Individual music practice is one of the most important things in order to be successful when learning to play a musical instrument. It’s important not just to practice, but to practice efficiently. 10-20 minutes of efficient practicing can be much more effective than an hour of unfocused practicing.
The Practice Environment
Quiet Environment: Practicing takes a lot of focus. Minimizing distractions will help your child stay on task and pay closer attention to how they are playing.
Music Stand: Having a music stand will help greatly. It allows your child to feel as if they are in a environment closer to their classroom and leads to greater position and posture. If your child is practicing with music leaning off of a chair or table, they tend to lean forward which damages their technique.
Metronome: A metronome is a device that will keep a steady beat. Today, there are many options available. In addition to traditional metronomes, which can be purchased at a local music store, there are some fantastic apps that can be found on smart phones and tablets.
Mirror: If possible, having a large mirror in the area can be very helpful. This will greatly help your child view their bow and see whether or not it is parallel to the bridge. Playing with a straight bow is imperative to getting a good sound.
How can you help?
Some parents have played a musical instruments before and feel very comfortable helping their child practice. Many parents, however, have not and feel uncomfortable trying to help. Even if you have never picked up an instrument, there are many things you can do.
Setting up a Routine:
Having a specific time of day to practice is a great way to start. For example, when a child knows they are to practice for 20 minutes every day from 5:00-5:20, it quickly becomes part of their daily routine and increases focus during that time.
Helping your child set goals each day or week can be very helpful. It’s common for students to practice only the parts of a piece they are already confident with and skip the hard parts. One thing you can do is ask them to start with an a section they feel confident with, then spend 5-10 minutes on an difficult section, and then end with something easy.
If you notice your child struggling, ask them what is hard about it. They often have a very good idea of what is causing them trouble. Having them break it down and verbalize it can help them work out a strategy to go about fixing it. You may not always understand what they say, but just getting them to work it out mentally will benefit them greatly.
Encouragement is incredibly important. Learning a musical instrument is very hard work and simply saying “that sounds better today” or “don’t worry, I know you’ll get it” can go a long way.

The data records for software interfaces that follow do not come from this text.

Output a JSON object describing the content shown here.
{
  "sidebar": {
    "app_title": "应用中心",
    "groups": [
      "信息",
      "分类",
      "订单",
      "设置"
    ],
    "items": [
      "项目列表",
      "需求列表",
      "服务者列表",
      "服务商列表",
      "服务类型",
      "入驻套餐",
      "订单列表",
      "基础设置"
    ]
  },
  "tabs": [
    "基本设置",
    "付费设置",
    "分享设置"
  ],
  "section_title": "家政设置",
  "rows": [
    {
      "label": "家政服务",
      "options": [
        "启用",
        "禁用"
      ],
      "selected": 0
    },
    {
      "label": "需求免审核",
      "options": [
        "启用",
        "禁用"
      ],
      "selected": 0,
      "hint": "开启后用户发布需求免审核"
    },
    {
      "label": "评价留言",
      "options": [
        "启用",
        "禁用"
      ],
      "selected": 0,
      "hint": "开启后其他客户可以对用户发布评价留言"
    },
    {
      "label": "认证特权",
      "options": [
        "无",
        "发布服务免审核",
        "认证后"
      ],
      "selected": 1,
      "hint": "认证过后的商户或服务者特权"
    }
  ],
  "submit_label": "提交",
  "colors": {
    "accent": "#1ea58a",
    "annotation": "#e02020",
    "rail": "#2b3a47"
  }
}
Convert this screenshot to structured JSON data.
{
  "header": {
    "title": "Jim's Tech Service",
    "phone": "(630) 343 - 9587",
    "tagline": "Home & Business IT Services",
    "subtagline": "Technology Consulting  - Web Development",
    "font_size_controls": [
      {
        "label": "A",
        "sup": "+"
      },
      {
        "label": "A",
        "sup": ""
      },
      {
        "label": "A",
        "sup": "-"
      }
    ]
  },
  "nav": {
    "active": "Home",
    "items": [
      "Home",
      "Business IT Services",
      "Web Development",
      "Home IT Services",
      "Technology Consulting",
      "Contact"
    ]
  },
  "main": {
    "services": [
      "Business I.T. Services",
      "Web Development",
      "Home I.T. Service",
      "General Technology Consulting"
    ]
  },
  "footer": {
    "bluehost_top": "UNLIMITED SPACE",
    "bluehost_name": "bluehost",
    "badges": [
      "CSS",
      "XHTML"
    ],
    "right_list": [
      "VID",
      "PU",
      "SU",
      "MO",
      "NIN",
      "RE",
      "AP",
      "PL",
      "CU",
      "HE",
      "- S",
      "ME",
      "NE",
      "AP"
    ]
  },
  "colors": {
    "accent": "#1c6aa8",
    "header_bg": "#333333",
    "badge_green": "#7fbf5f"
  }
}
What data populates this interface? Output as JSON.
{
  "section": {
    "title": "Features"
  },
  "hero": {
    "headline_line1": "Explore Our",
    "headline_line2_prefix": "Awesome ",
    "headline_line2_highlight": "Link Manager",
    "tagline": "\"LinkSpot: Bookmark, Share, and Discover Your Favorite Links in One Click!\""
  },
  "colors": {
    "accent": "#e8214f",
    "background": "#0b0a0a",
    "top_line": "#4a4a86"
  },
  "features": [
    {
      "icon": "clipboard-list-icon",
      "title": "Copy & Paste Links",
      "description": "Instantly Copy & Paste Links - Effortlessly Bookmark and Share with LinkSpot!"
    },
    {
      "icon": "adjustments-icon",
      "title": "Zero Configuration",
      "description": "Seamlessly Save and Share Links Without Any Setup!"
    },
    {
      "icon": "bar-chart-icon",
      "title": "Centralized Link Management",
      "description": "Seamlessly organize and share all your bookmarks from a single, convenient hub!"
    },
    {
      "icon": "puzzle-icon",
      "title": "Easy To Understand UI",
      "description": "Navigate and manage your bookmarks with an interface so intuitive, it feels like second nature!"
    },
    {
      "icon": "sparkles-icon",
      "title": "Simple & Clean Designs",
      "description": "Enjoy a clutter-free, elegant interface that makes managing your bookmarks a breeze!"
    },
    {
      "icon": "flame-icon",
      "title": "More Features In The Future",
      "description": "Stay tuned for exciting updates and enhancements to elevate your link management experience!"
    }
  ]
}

Asking your child to play for friends or family is great way to help them practice for something. It allows them to see what it’s like to play under pressure and shows them how rewarding it can be to put on a performance.
If your hear crunch:
A crunch sound most often comes from too much pressure on the bow. A lot of students think this means they need to apply more rosin, but that’s not the case. Rosin is only used if there is very little or no sound coming from the bow. Ask them to first check and see if their bow hold is correct, ask them if they are on the right string, and then see if their bow is straight. It should be parallel with the bridge.
If it doesn’t sound right:
This might be because your child is struggling with reading the notes. Ask them to tell you what the notes are and if they respond too slowly or not at all, then that might be the issue. The best way to practice note memorization is using the exercises I have set up on the website. You may click here to access them.
If your child gets frustrated:
Setting goals is a great way to help with this, but sometimes, the best thing to do is to slow it down or take a break. Many times, they try to play things too fast. All of their notes and rhythms can and should be played very slowly. This is where having a metronome can really help. They can start slow and then slowly speed it up. If your child has become too upset though, they should take a break. Playing upset with cause them to lose focus and then everything will become more difficult.
If you are ever at a loss, please contact me and I would be more than happy to help you in any way I can. Your child should learn to enjoy practicing their instrument and though it will be hard, it should never feel like work. Practicing should be something they look forward to and the amount of quality time they put in, will directly influence their level of ability.